**** Task input

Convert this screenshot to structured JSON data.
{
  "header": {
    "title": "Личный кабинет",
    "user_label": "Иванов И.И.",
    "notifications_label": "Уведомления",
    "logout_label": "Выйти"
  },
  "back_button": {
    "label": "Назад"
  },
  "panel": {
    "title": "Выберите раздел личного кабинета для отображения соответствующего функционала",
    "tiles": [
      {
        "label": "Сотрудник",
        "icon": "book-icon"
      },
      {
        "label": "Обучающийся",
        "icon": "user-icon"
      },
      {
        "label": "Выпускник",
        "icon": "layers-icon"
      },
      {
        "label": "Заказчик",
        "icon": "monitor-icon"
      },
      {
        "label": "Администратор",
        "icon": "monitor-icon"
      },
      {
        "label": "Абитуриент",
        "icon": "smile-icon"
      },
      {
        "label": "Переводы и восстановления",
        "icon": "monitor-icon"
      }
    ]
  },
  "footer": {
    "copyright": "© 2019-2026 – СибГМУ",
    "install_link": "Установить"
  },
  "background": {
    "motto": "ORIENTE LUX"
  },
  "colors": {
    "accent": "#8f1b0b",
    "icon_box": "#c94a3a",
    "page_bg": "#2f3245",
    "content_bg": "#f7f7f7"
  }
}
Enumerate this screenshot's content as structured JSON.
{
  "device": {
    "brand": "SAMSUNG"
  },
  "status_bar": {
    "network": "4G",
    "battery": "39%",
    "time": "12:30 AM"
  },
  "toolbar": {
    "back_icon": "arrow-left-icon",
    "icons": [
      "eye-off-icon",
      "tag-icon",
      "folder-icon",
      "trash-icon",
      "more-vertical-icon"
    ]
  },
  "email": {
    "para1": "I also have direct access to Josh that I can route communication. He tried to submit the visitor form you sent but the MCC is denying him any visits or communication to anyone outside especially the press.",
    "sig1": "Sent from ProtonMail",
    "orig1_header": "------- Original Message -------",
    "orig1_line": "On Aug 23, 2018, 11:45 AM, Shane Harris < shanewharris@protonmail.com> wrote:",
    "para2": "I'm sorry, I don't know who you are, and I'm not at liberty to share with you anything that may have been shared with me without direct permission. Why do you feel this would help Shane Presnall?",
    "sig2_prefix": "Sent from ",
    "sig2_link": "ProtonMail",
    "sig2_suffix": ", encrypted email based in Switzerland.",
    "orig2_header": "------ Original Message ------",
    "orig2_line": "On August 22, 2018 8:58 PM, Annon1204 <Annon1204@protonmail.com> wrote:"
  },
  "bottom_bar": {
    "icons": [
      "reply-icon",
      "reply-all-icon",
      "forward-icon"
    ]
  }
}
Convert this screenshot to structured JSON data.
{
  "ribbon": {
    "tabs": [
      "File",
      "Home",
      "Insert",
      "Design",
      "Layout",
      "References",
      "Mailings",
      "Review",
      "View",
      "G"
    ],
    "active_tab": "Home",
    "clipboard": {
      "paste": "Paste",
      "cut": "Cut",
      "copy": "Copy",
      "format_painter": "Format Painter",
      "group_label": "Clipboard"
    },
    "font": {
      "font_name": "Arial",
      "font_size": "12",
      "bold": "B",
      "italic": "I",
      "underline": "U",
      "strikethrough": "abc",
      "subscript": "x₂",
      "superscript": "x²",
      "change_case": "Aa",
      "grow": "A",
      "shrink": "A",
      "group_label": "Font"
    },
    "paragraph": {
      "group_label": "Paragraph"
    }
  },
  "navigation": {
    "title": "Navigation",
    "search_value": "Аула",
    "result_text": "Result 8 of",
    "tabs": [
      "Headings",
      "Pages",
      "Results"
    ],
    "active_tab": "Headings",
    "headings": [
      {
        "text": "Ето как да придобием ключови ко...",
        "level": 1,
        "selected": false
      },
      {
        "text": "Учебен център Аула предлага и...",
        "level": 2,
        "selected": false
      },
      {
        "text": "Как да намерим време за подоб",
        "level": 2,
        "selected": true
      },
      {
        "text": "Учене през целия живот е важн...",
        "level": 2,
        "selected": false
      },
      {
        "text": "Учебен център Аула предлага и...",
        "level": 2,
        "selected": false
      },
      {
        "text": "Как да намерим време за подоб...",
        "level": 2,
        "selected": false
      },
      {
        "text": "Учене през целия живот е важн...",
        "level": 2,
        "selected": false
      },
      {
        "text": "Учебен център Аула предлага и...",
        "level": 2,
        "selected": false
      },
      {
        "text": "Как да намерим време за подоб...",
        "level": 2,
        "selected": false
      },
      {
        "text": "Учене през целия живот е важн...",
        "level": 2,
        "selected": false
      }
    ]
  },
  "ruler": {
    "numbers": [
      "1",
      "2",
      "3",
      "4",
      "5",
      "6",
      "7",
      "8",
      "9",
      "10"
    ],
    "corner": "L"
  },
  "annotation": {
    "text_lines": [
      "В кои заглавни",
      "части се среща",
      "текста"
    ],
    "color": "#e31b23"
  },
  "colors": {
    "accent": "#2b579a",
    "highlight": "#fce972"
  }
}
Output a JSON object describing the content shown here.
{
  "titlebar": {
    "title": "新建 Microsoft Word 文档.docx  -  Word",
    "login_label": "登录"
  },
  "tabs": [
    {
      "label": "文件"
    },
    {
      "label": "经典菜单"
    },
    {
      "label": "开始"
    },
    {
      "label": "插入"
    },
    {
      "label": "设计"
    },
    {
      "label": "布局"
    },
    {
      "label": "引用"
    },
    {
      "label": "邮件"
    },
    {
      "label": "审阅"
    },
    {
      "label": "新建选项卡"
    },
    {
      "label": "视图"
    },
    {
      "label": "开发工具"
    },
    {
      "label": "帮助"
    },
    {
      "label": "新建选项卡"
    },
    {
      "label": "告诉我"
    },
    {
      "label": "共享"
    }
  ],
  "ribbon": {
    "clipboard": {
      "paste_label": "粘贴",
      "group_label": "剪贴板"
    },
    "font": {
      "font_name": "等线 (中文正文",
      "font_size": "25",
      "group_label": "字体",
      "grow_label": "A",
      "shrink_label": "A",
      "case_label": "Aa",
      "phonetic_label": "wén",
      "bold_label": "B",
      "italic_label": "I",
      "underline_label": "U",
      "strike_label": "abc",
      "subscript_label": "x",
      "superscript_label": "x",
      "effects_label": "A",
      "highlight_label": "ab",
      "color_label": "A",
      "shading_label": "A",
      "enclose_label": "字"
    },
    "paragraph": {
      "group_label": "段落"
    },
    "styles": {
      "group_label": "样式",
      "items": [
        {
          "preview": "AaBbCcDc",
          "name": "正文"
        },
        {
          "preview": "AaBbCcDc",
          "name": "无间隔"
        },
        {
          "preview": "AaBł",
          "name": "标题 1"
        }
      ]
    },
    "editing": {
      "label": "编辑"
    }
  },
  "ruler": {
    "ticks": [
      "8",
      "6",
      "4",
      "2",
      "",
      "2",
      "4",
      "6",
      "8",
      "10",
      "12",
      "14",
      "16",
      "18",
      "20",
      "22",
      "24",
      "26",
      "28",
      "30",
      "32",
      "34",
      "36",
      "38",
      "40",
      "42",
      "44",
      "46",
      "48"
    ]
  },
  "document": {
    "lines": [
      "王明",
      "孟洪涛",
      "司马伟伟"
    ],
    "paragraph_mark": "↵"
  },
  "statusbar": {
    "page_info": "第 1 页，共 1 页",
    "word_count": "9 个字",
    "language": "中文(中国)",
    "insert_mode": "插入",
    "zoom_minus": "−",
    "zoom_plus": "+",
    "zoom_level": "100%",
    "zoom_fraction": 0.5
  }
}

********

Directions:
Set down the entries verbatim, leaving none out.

Result:
Convert this screenshot to structured JSON data.
{
  "header": {
    "title": "Личный кабинет",
    "user_label": "Иванов И.И.",
    "notifications_label": "Уведомления",
    "logout_label": "Выйти"
  },
  "back_button": {
    "label": "Назад"
  },
  "panel": {
    "title": "Выберите раздел личного кабинета для отображения соответствующего функционала",
    "tiles": [
      {
        "label": "Сотрудник",
        "icon": "book-icon"
      },
      {
        "label": "Обучающийся",
        "icon": "user-icon"
      },
      {
        "label": "Выпускник",
        "icon": "layers-icon"
      },
      {
        "label": "Заказчик",
        "icon": "monitor-icon"
      },
      {
        "label": "Администратор",
        "icon": "monitor-icon"
      },
      {
        "label": "Абитуриент",
        "icon": "smile-icon"
      },
      {
        "label": "Переводы и восстановления",
        "icon": "monitor-icon"
      }
    ]
  },
  "footer": {
    "copyright": "© 2019-2026 – СибГМУ",
    "install_link": "Установить"
  },
  "background": {
    "motto": "ORIENTE LUX"
  },
  "colors": {
    "accent": "#8f1b0b",
    "icon_box": "#c94a3a",
    "page_bg": "#2f3245",
    "content_bg": "#f7f7f7"
  }
}
Enumerate this screenshot's content as structured JSON.
{
  "device": {
    "brand": "SAMSUNG"
  },
  "status_bar": {
    "network": "4G",
    "battery": "39%",
    "time": "12:30 AM"
  },
  "toolbar": {
    "back_icon": "arrow-left-icon",
    "icons": [
      "eye-off-icon",
      "tag-icon",
      "folder-icon",
      "trash-icon",
      "more-vertical-icon"
    ]
  },
  "email": {
    "para1": "I also have direct access to Josh that I can route communication. He tried to submit the visitor form you sent but the MCC is denying him any visits or communication to anyone outside especially the press.",
    "sig1": "Sent from ProtonMail",
    "orig1_header": "------- Original Message -------",
    "orig1_line": "On Aug 23, 2018, 11:45 AM, Shane Harris < shanewharris@protonmail.com> wrote:",
    "para2": "I'm sorry, I don't know who you are, and I'm not at liberty to share with you anything that may have been shared with me without direct permission. Why do you feel this would help Shane Presnall?",
    "sig2_prefix": "Sent from ",
    "sig2_link": "ProtonMail",
    "sig2_suffix": ", encrypted email based in Switzerland.",
    "orig2_header": "------ Original Message ------",
    "orig2_line": "On August 22, 2018 8:58 PM, Annon1204 <Annon1204@protonmail.com> wrote:"
  },
  "bottom_bar": {
    "icons": [
      "reply-icon",
      "reply-all-icon",
      "forward-icon"
    ]
  }
}
Convert this screenshot to structured JSON data.
{
  "ribbon": {
    "tabs": [
      "File",
      "Home",
      "Insert",
      "Design",
      "Layout",
      "References",
      "Mailings",
      "Review",
      "View",
      "G"
    ],
    "active_tab": "Home",
    "clipboard": {
      "paste": "Paste",
      "cut": "Cut",
      "copy": "Copy",
      "format_painter": "Format Painter",
      "group_label": "Clipboard"
    },
    "font": {
      "font_name": "Arial",
      "font_size": "12",
      "bold": "B",
      "italic": "I",
      "underline": "U",
      "strikethrough": "abc",
      "subscript": "x₂",
      "superscript": "x²",
      "change_case": "Aa",
      "grow": "A",
      "shrink": "A",
      "group_label": "Font"
    },
    "paragraph": {
      "group_label": "Paragraph"
    }
  },
  "navigation": {
    "title": "Navigation",
    "search_value": "Аула",
    "result_text": "Result 8 of",
    "tabs": [
      "Headings",
      "Pages",
      "Results"
    ],
    "active_tab": "Headings",
    "headings": [
      {
        "text": "Ето как да придобием ключови ко...",
        "level": 1,
        "selected": false
      },
      {
        "text": "Учебен център Аула предлага и...",
        "level": 2,
        "selected": false
      },
      {
        "text": "Как да намерим време за подоб",
        "level": 2,
        "selected": true
      },
      {
        "text": "Учене през целия живот е важн...",
        "level": 2,
        "selected": false
      },
      {
        "text": "Учебен център Аула предлага и...",
        "level": 2,
        "selected": false
      },
      {
        "text": "Как да намерим време за подоб...",
        "level": 2,
        "selected": false
      },
      {
        "text": "Учене през целия живот е важн...",
        "level": 2,
        "selected": false
      },
      {
        "text": "Учебен център Аула предлага и...",
        "level": 2,
        "selected": false
      },
      {
        "text": "Как да намерим време за подоб...",
        "level": 2,
        "selected": false
      },
      {
        "text": "Учене през целия живот е важн...",
        "level": 2,
        "selected": false
      }
    ]
  },
  "ruler": {
    "numbers": [
      "1",
      "2",
      "3",
      "4",
      "5",
      "6",
      "7",
      "8",
      "9",
      "10"
    ],
    "corner": "L"
  },
  "annotation": {
    "text_lines": [
      "В кои заглавни",
      "части се среща",
      "текста"
    ],
    "color": "#e31b23"
  },
  "colors": {
    "accent": "#2b579a",
    "highlight": "#fce972"
  }
}
Output a JSON object describing the content shown here.
{
  "titlebar": {
    "title": "新建 Microsoft Word 文档.docx  -  Word",
    "login_label": "登录"
  },
  "tabs": [
    {
      "label": "文件"
    },
    {
      "label": "经典菜单"
    },
    {
      "label": "开始"
    },
    {
      "label": "插入"
    },
    {
      "label": "设计"
    },
    {
      "label": "布局"
    },
    {
      "label": "引用"
    },
    {
      "label": "邮件"
    },
    {
      "label": "审阅"
    },
    {
      "label": "新建选项卡"
    },
    {
      "label": "视图"
    },
    {
      "label": "开发工具"
    },
    {
      "label": "帮助"
    },
    {
      "label": "新建选项卡"
    },
    {
      "label": "告诉我"
    },
    {
      "label": "共享"
    }
  ],
  "ribbon": {
    "clipboard": {
      "paste_label": "粘贴",
      "group_label": "剪贴板"
    },
    "font": {
      "font_name": "等线 (中文正文",
      "font_size": "25",
      "group_label": "字体",
      "grow_label": "A",
      "shrink_label": "A",
      "case_label": "Aa",
      "phonetic_label": "wén",
      "bold_label": "B",
      "italic_label": "I",
      "underline_label": "U",
      "strike_label": "abc",
      "subscript_label": "x",
      "superscript_label": "x",
      "effects_label": "A",
      "highlight_label": "ab",
      "color_label": "A",
      "shading_label": "A",
      "enclose_label": "字"
    },
    "paragraph": {
      "group_label": "段落"
    },
    "styles": {
      "group_label": "样式",
      "items": [
        {
          "preview": "AaBbCcDc",
          "name": "正文"
        },
        {
          "preview": "AaBbCcDc",
          "name": "无间隔"
        },
        {
          "preview": "AaBł",
          "name": "标题 1"
        }
      ]
    },
    "editing": {
      "label": "编辑"
    }
  },
  "ruler": {
    "ticks": [
      "8",
      "6",
      "4",
      "2",
      "",
      "2",
      "4",
      "6",
      "8",
      "10",
      "12",
      "14",
      "16",
      "18",
      "20",
      "22",
      "24",
      "26",
      "28",
      "30",
      "32",
      "34",
      "36",
      "38",
      "40",
      "42",
      "44",
      "46",
      "48"
    ]
  },
  "document": {
    "lines": [
      "王明",
      "孟洪涛",
      "司马伟伟"
    ],
    "paragraph_mark": "↵"
  },
  "statusbar": {
    "page_info": "第 1 页，共 1 页",
    "word_count": "9 个字",
    "language": "中文(中国)",
    "insert_mode": "插入",
    "zoom_minus": "−",
    "zoom_plus": "+",
    "zoom_level": "100%",
    "zoom_fraction": 0.5
  }
}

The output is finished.